• **PROBLEM DETAILS**:
Show every line of the data below that includes the word "chevron".

━━━ GIVEN DATA ━━━

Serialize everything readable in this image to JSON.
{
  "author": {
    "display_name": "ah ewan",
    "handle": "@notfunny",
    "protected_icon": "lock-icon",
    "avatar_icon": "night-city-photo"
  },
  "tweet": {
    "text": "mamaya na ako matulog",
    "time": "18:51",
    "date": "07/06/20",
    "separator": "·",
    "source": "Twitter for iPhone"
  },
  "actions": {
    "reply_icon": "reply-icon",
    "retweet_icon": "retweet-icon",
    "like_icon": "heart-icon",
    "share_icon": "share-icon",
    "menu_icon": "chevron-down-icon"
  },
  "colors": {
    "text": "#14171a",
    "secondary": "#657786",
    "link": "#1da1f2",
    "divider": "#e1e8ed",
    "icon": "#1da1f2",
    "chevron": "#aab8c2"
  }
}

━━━

• **EXERCISE OUTPUT**:
    "menu_icon": "chevron-down-icon"
    "chevron": "#aab8c2"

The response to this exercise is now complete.